The reasons behind why researchers do what they do are a lot more complex than this, definitely. But I think it's important for us chemists to think long and hard about where our molecules might wind up, and to talk about it. You might not be making chlorine gas or TNT, but you may be making OLED technology so cheaply available that it makes more sense to throw out your television like you would throw out a newspaper. [2]


How often do you think about the big picture of your research?


[1] Between an epic hard drive failure and a rather untimely/completely timely vacation, I still think I'm doing... alright... for my blogging debut. Look what happened to Retread: extended hiatus= cool gig blogging for Nature! by this logic, I am looking forward to my invitation as editor of Science. ...guys?

[2] okay, I admit that's a bit of a straw man. OLEDS are some badass chemistry at work, and would make a gigantic difference in terms of energy consumption if they could make their way into lighting sources, for example. but what's going to happen to them when consumers just chuck them in the garbage?
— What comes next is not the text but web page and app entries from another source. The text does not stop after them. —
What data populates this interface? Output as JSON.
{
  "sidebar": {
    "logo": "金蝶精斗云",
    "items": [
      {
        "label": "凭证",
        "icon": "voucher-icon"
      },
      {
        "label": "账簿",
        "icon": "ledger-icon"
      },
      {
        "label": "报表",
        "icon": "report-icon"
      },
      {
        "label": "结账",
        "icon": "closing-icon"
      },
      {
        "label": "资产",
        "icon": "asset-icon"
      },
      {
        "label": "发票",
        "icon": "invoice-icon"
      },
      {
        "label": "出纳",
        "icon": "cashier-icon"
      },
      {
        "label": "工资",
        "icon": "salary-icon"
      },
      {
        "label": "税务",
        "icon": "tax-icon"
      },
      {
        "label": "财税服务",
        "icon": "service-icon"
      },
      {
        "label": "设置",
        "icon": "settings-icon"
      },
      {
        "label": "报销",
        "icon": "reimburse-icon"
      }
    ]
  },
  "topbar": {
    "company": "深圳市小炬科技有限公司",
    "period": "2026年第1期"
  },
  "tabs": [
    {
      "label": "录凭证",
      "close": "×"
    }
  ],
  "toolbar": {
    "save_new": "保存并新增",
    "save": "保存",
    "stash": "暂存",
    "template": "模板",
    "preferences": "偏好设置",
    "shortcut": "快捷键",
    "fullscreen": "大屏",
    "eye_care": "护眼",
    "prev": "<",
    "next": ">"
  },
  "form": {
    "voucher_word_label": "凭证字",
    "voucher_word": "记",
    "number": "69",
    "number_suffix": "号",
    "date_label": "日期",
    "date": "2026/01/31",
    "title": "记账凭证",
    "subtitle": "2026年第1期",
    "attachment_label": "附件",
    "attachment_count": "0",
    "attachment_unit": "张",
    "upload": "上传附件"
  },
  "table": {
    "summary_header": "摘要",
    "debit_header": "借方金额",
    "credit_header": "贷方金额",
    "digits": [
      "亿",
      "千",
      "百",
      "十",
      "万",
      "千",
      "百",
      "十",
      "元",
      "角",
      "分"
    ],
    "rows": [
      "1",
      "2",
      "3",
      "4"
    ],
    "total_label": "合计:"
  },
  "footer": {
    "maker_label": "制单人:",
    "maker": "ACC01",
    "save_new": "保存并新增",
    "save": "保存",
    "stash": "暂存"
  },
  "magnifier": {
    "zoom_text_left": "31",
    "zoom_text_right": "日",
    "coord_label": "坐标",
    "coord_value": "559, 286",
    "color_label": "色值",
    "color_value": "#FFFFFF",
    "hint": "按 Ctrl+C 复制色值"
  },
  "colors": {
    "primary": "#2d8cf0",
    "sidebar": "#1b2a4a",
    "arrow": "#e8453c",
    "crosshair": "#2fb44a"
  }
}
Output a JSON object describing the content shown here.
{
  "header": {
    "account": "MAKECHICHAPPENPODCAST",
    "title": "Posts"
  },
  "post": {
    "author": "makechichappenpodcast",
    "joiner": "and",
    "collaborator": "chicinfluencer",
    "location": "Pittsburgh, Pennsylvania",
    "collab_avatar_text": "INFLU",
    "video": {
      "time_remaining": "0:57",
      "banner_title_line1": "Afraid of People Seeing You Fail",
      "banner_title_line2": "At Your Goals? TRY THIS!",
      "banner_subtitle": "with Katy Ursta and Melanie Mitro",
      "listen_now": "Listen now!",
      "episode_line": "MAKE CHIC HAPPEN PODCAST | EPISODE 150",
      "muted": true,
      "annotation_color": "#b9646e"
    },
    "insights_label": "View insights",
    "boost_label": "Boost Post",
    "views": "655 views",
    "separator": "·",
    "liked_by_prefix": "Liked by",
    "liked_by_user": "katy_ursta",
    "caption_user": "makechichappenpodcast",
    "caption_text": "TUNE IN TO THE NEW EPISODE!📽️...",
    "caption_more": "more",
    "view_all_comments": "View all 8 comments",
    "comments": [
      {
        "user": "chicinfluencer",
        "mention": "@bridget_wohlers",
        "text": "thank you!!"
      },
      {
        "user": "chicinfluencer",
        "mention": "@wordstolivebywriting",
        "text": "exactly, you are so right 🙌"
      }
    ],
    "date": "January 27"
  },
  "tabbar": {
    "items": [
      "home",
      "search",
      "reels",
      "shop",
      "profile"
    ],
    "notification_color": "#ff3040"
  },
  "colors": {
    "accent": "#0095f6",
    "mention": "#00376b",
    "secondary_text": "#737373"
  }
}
3 comments:

Ψ*Ψ said...

Consider the alternatives...the inorganic stuff in displays isn't exactly friendly either. Gallium? Arsenic? Mmm, tasty...I SO want those in my groundwater. If you use carbon-based semiconductors, you're worried about...what, the ITO in the display glass? What if we could use zinc oxide instead?

Joel Kelly said...

I agree- OLEDs would be a huge step in the right direction over things like GaAs, in terms of the toxicity.

I guess I'm just wondering what really drives research into things like OLEDS. Ridiculously cheap displays are going to be an awesome thing (I for one can't wait to watch television on my underpants).

But, I can't help but think that one of the main driving forces behind their development is a bunch of executives licking their lips over the idea of more disposable technology.

People already treat their iPods and cellphones as things to be replaced with the next latest and greatest thing. If materials chemistry is being driven in large part by the push to create these marketable technologies, then do we as materials chemists hold any responsibility?

Will said...

"but a rather shitty thing if you're in the business of being a planet."

Haha, well said.